So after the exodus of several more guitarists, Showbread’s line-up during the recording process for what would become Who Can Know It? was, shall we say, a skeletal operation. With creative say back in the hands of the Porter Bros., and a shifting musical landscape following a handful of tenuous years in the industry, at some point there was a concerted effort to deliver songs without the same devastating abrasion as they had produced in the past.
Which, by the way, isn’t to say that they didn’t always have a voice in the creative process – I’m sure they did, being ‘senior members’ and all – but when you have 7-11 voices versus half that, it makes the fight much easier to sway. And it also isn’t to say that there aren’t loud moments on WCKI?; they just number far less than past releases.
It’s as if the band sought to flip the percentage of time they spent yelling with the time they spent… not yelling. And that’s cool, because again, to take a step back and look at what is happening between the listener and the artist: it is not a transaction, but a reaction to a happening.
As Mount Eerie’s Phil Elverum recently stated: artists need to be treated as artists, not as a merchant (or as Elverum put it, “a store that sells pants”).
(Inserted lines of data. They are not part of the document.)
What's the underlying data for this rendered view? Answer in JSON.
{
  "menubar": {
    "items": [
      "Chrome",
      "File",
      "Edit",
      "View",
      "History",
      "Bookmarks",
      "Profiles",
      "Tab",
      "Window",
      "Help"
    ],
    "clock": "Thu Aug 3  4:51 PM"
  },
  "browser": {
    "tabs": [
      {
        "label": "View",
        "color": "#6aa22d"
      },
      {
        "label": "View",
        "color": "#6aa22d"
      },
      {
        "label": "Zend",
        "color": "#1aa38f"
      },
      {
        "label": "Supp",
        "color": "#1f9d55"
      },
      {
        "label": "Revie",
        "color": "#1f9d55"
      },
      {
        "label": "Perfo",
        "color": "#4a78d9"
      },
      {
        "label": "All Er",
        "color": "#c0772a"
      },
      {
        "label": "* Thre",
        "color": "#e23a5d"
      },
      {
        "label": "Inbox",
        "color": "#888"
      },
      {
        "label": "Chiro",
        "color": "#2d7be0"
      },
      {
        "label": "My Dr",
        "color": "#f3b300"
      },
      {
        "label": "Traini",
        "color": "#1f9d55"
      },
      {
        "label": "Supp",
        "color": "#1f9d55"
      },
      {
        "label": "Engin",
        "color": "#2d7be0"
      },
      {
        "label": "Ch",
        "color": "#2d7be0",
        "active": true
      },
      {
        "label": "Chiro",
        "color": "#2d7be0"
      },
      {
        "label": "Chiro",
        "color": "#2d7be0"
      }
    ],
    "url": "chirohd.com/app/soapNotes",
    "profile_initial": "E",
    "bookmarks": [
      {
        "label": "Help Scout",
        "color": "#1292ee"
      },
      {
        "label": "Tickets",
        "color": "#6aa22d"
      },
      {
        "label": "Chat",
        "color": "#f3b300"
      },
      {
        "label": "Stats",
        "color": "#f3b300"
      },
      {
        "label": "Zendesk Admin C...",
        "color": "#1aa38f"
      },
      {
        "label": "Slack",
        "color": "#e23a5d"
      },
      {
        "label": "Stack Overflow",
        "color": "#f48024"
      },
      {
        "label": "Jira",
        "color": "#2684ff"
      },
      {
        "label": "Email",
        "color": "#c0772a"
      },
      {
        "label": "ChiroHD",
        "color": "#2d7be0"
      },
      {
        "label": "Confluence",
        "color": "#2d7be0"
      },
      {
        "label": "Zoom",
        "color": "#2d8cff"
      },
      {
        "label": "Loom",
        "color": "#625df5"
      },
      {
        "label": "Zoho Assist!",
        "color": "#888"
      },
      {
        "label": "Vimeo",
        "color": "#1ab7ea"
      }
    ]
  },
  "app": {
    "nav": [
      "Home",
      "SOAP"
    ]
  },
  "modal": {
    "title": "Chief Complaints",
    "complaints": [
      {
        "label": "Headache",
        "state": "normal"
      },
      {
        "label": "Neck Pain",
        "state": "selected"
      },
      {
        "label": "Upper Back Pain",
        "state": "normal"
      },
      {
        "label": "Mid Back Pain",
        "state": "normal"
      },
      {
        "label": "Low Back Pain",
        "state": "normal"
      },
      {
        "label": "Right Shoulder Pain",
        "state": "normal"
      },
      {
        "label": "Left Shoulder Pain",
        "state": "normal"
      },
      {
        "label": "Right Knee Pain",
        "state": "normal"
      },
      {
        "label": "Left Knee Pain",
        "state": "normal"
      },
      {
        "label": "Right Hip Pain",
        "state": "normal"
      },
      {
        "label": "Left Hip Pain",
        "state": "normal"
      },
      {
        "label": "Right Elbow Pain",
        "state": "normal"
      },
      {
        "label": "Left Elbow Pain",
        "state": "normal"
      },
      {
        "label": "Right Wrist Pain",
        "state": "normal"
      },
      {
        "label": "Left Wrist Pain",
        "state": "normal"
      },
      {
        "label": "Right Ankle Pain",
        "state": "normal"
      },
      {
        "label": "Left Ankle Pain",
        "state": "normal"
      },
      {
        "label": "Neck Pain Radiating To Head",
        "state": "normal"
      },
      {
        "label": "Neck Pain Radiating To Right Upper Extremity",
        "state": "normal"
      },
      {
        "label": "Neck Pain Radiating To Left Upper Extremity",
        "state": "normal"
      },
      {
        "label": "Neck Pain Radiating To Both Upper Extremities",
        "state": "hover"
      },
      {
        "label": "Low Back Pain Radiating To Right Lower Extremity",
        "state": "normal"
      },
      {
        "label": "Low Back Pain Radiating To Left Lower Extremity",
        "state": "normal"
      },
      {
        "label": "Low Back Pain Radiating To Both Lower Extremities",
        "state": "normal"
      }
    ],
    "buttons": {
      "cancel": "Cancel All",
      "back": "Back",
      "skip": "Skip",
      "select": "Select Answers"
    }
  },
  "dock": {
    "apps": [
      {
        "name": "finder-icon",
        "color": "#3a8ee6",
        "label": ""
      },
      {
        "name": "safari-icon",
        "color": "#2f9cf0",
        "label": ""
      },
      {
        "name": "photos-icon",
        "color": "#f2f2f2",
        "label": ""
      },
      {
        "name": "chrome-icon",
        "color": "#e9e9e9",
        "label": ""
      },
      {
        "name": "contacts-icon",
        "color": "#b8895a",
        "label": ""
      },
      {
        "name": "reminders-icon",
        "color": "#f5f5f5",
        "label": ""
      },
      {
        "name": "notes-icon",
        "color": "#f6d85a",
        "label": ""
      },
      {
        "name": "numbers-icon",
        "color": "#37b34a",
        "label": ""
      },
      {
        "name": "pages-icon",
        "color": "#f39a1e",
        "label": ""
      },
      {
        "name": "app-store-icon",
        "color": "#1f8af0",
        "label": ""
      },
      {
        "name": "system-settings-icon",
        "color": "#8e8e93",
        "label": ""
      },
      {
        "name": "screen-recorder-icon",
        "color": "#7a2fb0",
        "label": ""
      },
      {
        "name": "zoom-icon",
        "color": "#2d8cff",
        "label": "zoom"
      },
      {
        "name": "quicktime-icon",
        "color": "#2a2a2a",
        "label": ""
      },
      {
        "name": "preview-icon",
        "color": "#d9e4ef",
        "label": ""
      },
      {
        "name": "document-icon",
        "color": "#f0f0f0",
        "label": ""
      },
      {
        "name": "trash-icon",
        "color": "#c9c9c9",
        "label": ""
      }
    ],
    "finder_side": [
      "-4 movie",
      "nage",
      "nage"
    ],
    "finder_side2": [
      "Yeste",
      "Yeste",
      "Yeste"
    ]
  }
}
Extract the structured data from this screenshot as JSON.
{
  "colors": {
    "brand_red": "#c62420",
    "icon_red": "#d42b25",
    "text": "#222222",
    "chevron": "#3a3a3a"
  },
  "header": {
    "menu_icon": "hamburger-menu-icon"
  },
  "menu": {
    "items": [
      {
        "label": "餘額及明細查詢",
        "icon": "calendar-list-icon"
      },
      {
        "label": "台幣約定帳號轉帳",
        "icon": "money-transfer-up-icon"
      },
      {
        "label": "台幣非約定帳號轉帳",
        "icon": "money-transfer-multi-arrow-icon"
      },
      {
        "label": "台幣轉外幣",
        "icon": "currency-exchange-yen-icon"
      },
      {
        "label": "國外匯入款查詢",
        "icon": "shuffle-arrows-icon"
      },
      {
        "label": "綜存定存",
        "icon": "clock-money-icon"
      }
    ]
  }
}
I guess I’m just trying to giftwrap the fact that I don’t very much care for Who Can Know It?
And the beauty of art is: that’s alright. I respect them as people, and I respect the time and effort that went into the production of the album, but it is one that I do not regularly listen to in the scope of their other releases.
I love Showbread. I do. I consider them to be some of the most humble, hardworking, genuine musicians – and further, people – that I’ve ever met. They believe what they say, say what they believe, and live it out without condemning others for not believing the same thing, which, as I recall, is the proper way to be Christian.
While the albums lacks much of the frenetic pace and energy, its message reaches new, previously undiscovered topics. For instance, “A Man With a Hammer” tackles the powerful, canvassing love of Jesus even in the face of those who commit murder, adultery, domestic violence, abortion, rape and an ever-burgeoning list of other worst-possible-scenarios. But it’s sung in a such a nonchalant way with a mild pop sound that it almost removes the power of how hard those horrific possibilities should hit.
It’s a different, quote-unquote ‘mature’ Showbread; no longer the guys lighting themselves on fire for fun. No longer the guys shooting each other at close range with BB guns (also for fun). No longer the guys using drum cases to slide down perilous flights of stairs (which, though terrifying, still fun).
With two Showbread babies on the way (We’ll call them ‘Breadloaves’ for now), it’s my view that perhaps the future of the band is in doubt. The Cancer movie they’re producing for the album of the same name that followed Who Can Know It? could very well be the last Showbread product to be released.
But even as an auxiliary person to the band, someone who’s been a fan of theirs for almost a decade now, I’m proud of what they’ve done, how they’ve handled themselves along the way, and their commitment to their message.
So what if I don’t like an album by one of my all-time favorite bands? I’m an idiot. The shirt says so.
From what I think is their worship album, this is Showbread’s “Myth of a Christian Nation” –
Standout tracks: “Myth of a Christian Nation” and “The Prison Comes Undone”
Weakest track: “You’re Like a Taxi” – not big on whatever that initial keyboard sound is. Sounds like a trumpet.
RIYL: In this current iteration, I’d say Project 86, Far-Less, Thousand Foot Krutch… it pains me to write out those bands, let me assure you.